- The $2 trillion Senate stimulus plan included a provision to make distillers exempt, but the House must now pass it.
- The trade group for craft distillers and brewers says Food and Drug Administration guidance could also slow the production of sanitizer.
Whiskey sales have fallen at least 50% at the New Liberty Distillery in Philadelphia because of the shutdown of bars, restaurants and state-owned liquor stores due the coronavirus outbreak. The pain can be even greater for many others, said owner Robert Cassell.
"Some distilleries, that number is probably closer to 80% because they're smaller operations that rely on the direct-to-consumer [channel]," said Cassell, who is also the president of the Pennsylvania Distillers Guild.
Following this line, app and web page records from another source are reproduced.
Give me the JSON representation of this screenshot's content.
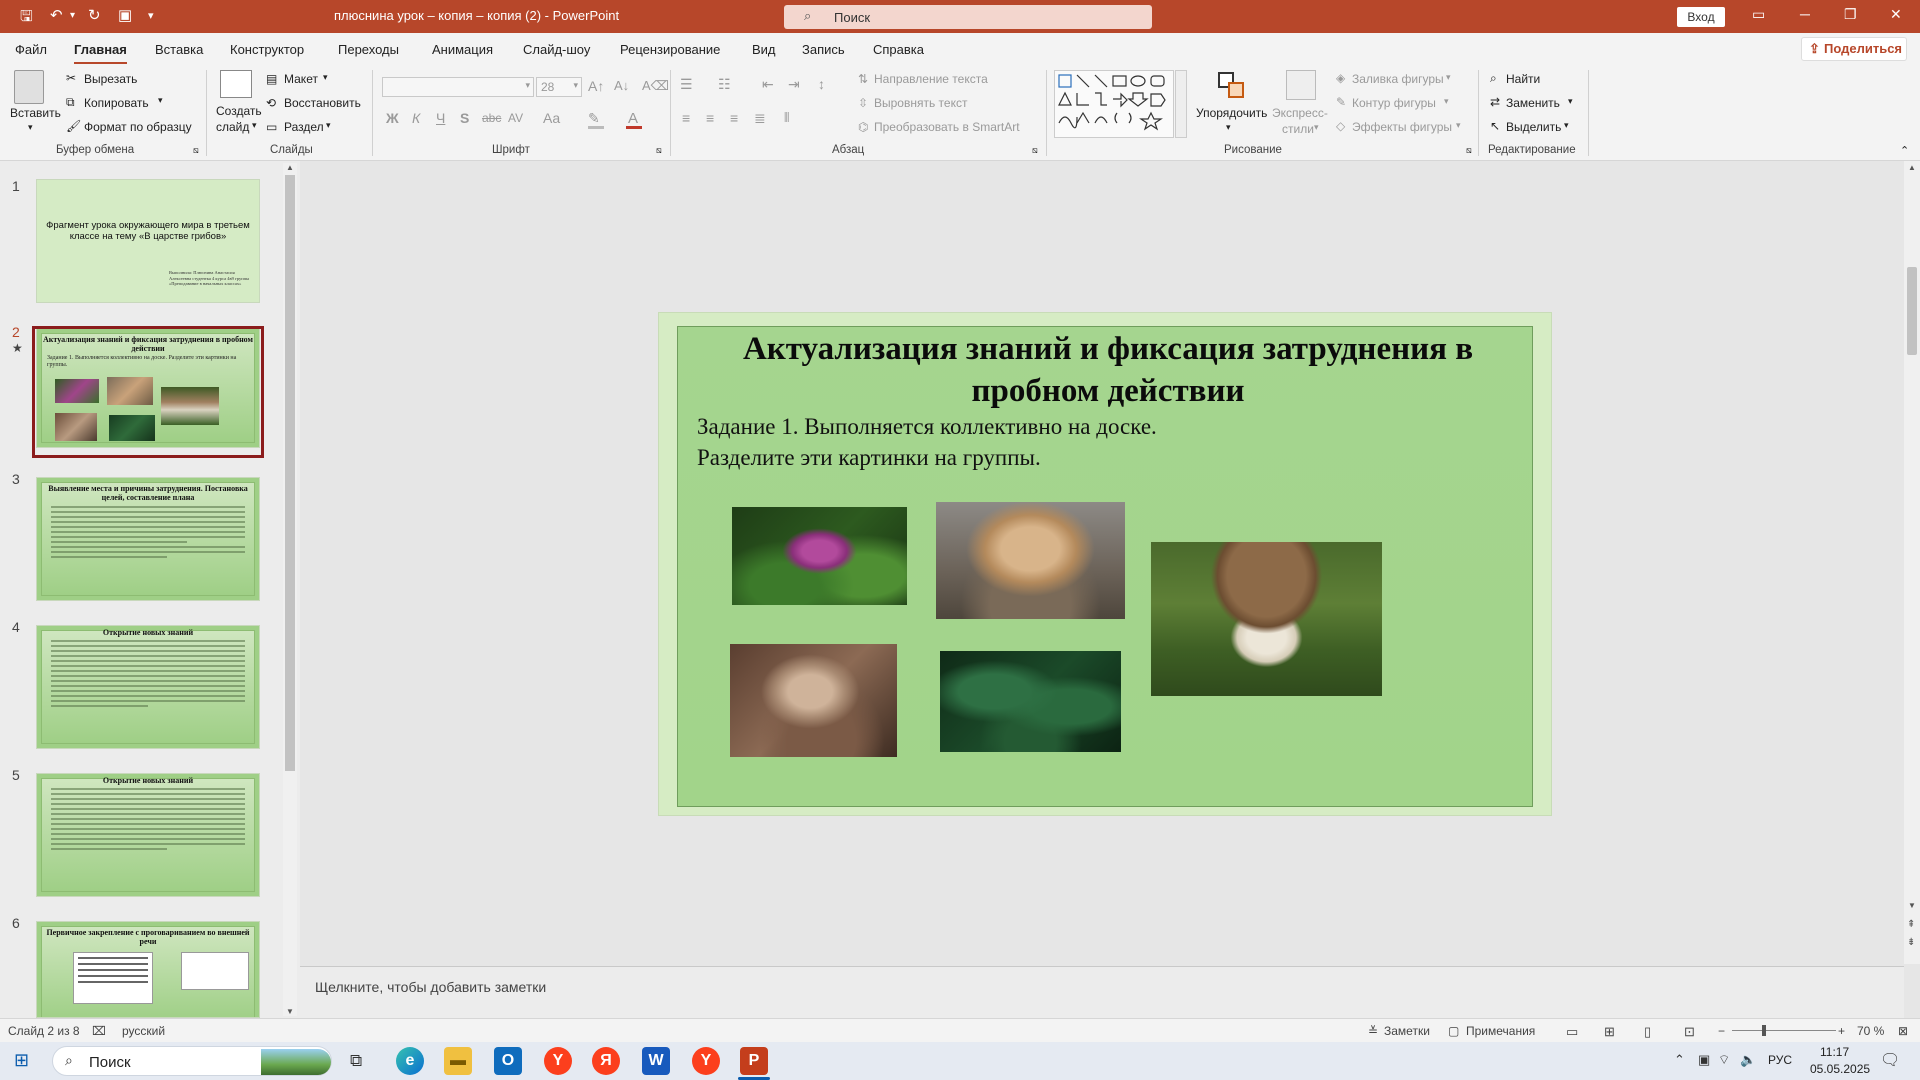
{
  "window": {
    "title": "плюснина урок – копия – копия (2)  -  PowerPoint",
    "search_placeholder": "Поиск",
    "sign_in": "Вход"
  },
  "menu": {
    "tabs": [
      "Файл",
      "Главная",
      "Вставка",
      "Конструктор",
      "Переходы",
      "Анимация",
      "Слайд-шоу",
      "Рецензирование",
      "Вид",
      "Запись",
      "Справка"
    ],
    "active": "Главная",
    "share": "Поделиться"
  },
  "ribbon": {
    "clipboard": {
      "paste": "Вставить",
      "cut": "Вырезать",
      "copy": "Копировать",
      "format_painter": "Формат по образцу",
      "title": "Буфер обмена"
    },
    "slides": {
      "new_slide_1": "Создать",
      "new_slide_2": "слайд",
      "layout": "Макет",
      "reset": "Восстановить",
      "section": "Раздел",
      "title": "Слайды"
    },
    "font": {
      "size": "28",
      "title": "Шрифт",
      "bold": "Ж",
      "italic": "К",
      "underline": "Ч",
      "shadow": "S",
      "strike": "abc",
      "spacing": "AV",
      "case": "Aa"
    },
    "paragraph": {
      "text_direction": "Направление текста",
      "align_text": "Выровнять текст",
      "smartart": "Преобразовать в SmartArt",
      "title": "Абзац"
    },
    "drawing": {
      "arrange": "Упорядочить",
      "quick_styles_1": "Экспресс-",
      "quick_styles_2": "стили",
      "shape_fill": "Заливка фигуры",
      "shape_outline": "Контур фигуры",
      "shape_effects": "Эффекты фигуры",
      "title": "Рисование"
    },
    "editing": {
      "find": "Найти",
      "replace": "Заменить",
      "select": "Выделить",
      "title": "Редактирование"
    }
  },
  "thumbnails": [
    {
      "num": "1",
      "title": "Фрагмент урока окружающего мира в третьем классе на тему «В царстве грибов»",
      "sub": "Выполнила: Плюснина Анастасия Алексеевна студентка 4 курса 4в9 группы «Преподавание в начальных классах»"
    },
    {
      "num": "2",
      "title": "Актуализация знаний и фиксация затруднения в пробном действии",
      "sub": "Задание 1. Выполняется коллективно на доске. Разделите эти картинки на группы."
    },
    {
      "num": "3",
      "title": "Выявление места и причины затруднения. Постановка целей, составление плана"
    },
    {
      "num": "4",
      "title": "Открытие новых знаний"
    },
    {
      "num": "5",
      "title": "Открытие новых знаний"
    },
    {
      "num": "6",
      "title": "Первичное закрепление с проговариванием во внешней речи"
    }
  ],
  "slide": {
    "title": "Актуализация знаний  и фиксация затруднения в пробном действии",
    "line1": "Задание 1. Выполняется коллективно на доске.",
    "line2": "Разделите эти картинки на группы."
  },
  "notes_placeholder": "Щелкните, чтобы добавить заметки",
  "status": {
    "slide_of": "Слайд 2 из 8",
    "language": "русский",
    "notes": "Заметки",
    "comments": "Примечания",
    "zoom": "70 %"
  },
  "taskbar": {
    "search": "Поиск",
    "lang": "РУС",
    "time": "11:17",
    "date": "05.05.2025"
  },
  "colors": {
    "accent": "#b7472a",
    "slide_green": "#a5d58f"
  }
}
Hoping to use their facilities to help battle the coronavirus outbreak and keep employees on the payroll, the guild has partnered with the state of Pennsylvania to produce 100,000 bottles of hand sanitizer using alcohol that would normally fill bottles of spirits. Bottlers of sanitizer have been in short supply as people look to prevent the spread of the highly contagious virus.
Globally, major distillers and brewers including Anheuser-Busch InBev, Bacardi, Diageo, Jack Daniels-maker Brown-Forman and others have launched similar efforts to donate or sell at cost the alcohol needed to make sanitizer under the World Health Organization guidelines. But these efforts face two hurdles that the industry is working to resolve.
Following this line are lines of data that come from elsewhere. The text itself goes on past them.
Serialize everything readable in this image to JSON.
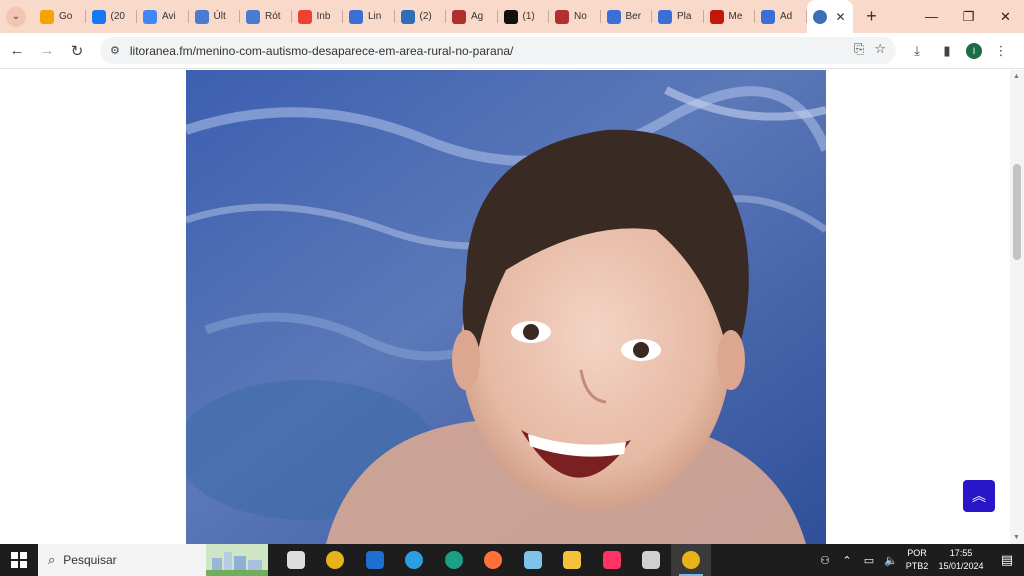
{
  "browser": {
    "tabs": [
      {
        "label": "Go",
        "favicon": "analytics-icon",
        "color": "#f4a300"
      },
      {
        "label": "(20",
        "favicon": "facebook-icon",
        "color": "#1877f2"
      },
      {
        "label": "Avi",
        "favicon": "docs-icon",
        "color": "#4285f4"
      },
      {
        "label": "Últ",
        "favicon": "rss-icon",
        "color": "#4a7bd0"
      },
      {
        "label": "Rót",
        "favicon": "rss-icon",
        "color": "#4a7bd0"
      },
      {
        "label": "Inb",
        "favicon": "gmail-icon",
        "color": "#ea4335"
      },
      {
        "label": "Lin",
        "favicon": "bp-icon",
        "color": "#3b6fd6"
      },
      {
        "label": "(2)",
        "favicon": "cloud-icon",
        "color": "#2f6db5"
      },
      {
        "label": "Ag",
        "favicon": "shield-icon",
        "color": "#b03030"
      },
      {
        "label": "(1)",
        "favicon": "x-icon",
        "color": "#111111"
      },
      {
        "label": "No",
        "favicon": "shield-icon",
        "color": "#b03030"
      },
      {
        "label": "Ber",
        "favicon": "bp-icon",
        "color": "#3b6fd6"
      },
      {
        "label": "Pla",
        "favicon": "bp-icon",
        "color": "#3b6fd6"
      },
      {
        "label": "Me",
        "favicon": "g1-icon",
        "color": "#c4170c"
      },
      {
        "label": "Ad",
        "favicon": "bp-icon",
        "color": "#3b6fd6"
      }
    ],
    "active_tab_favicon": "globe-icon",
    "url": "litoranea.fm/menino-com-autismo-desaparece-em-area-rural-no-parana/",
    "profile_initial": "I"
  },
  "taskbar": {
    "search_placeholder": "Pesquisar",
    "apps": [
      {
        "name": "task-view-icon",
        "color": "#dddddd"
      },
      {
        "name": "chrome-icon",
        "color": "#e8b21a"
      },
      {
        "name": "mail-icon",
        "color": "#1f6fd1"
      },
      {
        "name": "ie-icon",
        "color": "#2d9ee0"
      },
      {
        "name": "edge-icon",
        "color": "#1aa088"
      },
      {
        "name": "firefox-icon",
        "color": "#ff7139"
      },
      {
        "name": "notepad-icon",
        "color": "#7fc3e8"
      },
      {
        "name": "file-explorer-icon",
        "color": "#f3c13a"
      },
      {
        "name": "indesign-icon",
        "color": "#ff3366"
      },
      {
        "name": "paint-icon",
        "color": "#d0d0d0"
      },
      {
        "name": "chrome-profile-icon",
        "color": "#e8b21a"
      }
    ],
    "lang_line1": "POR",
    "lang_line2": "PTB2",
    "time": "17:55",
    "date": "15/01/2024"
  }
}
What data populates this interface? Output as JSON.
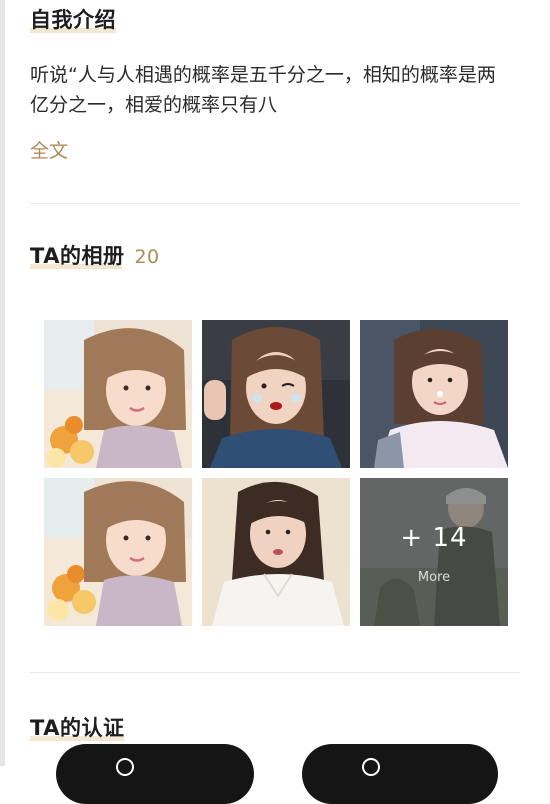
{
  "intro": {
    "title": "自我介绍",
    "text": "听说“人与人相遇的概率是五千分之一，相知的概率是两亿分之一，相爱的概率只有八",
    "more_label": "全文"
  },
  "album": {
    "title": "TA的相册",
    "count": "20",
    "more_count": "+ 14",
    "more_label": "More"
  },
  "certification": {
    "title": "TA的认证"
  },
  "colors": {
    "accent": "#b08a57",
    "button_bg": "#151515"
  }
}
One big problem for smaller distillers and brewers: if the sanitizer is made with undenatured alcohol, or alcohol meant for human consumption, producers must pay a federal excise tax. Denatured alcohol is already exempt from the tax.
Cassell and other members of the guild say the tax would hurt their ability to help the public and continue paying more than 2,000 distillery workers in the state. The $2 trillion stimulus bill passed by Senate late Wednesday night included a provision to make distillers exempt from the tax in 2020, Cassell and others looking to help are confident the House will pass the measure.
"This is a way that we can bring a service to the public on a much-needed commodity," said Cassell. "Tax is an issue, [but] there is some level of confidence we can do this without a massive level of exposure."
The federal excise tax on distilled spirits is $2.70 per gallon for the first 100,000 gallons produced in a calendar year. For every additional gallon, the tax is $13.34 until more than 22 million gallons are made.
Another hurdle these efforts face is that guidance from the Food and Drug Administration could stop the companies from making sanitizer.
Chris Swonger, president of the Distilled Spirits Council of the U.S., said the FDA advised the group on Tuesday that undenatured alcohol would not be acceptable for hand sanitizer due to concerns that children could consume the sanitizer with drinkable alcohol. The trade group is now in communication with lawmakers and the FDA to find ways to keep distillers and brewers making sanitizer without incurring any extra expenses.
"It's a challenge," he said. "Not many distillers hold onto denatured alcohol and some of the chemicals needed for the conversion process are hard to find now.
"The FDA guidance creates a lot of confusion. We want to work with the FDA to resolve this sooner, so distillers can resume this massive effort around the country. All of these distillers are having to shut down their tasting rooms and businesses. The provision in the $2 trillion stimulus bill, including the exemption are critical."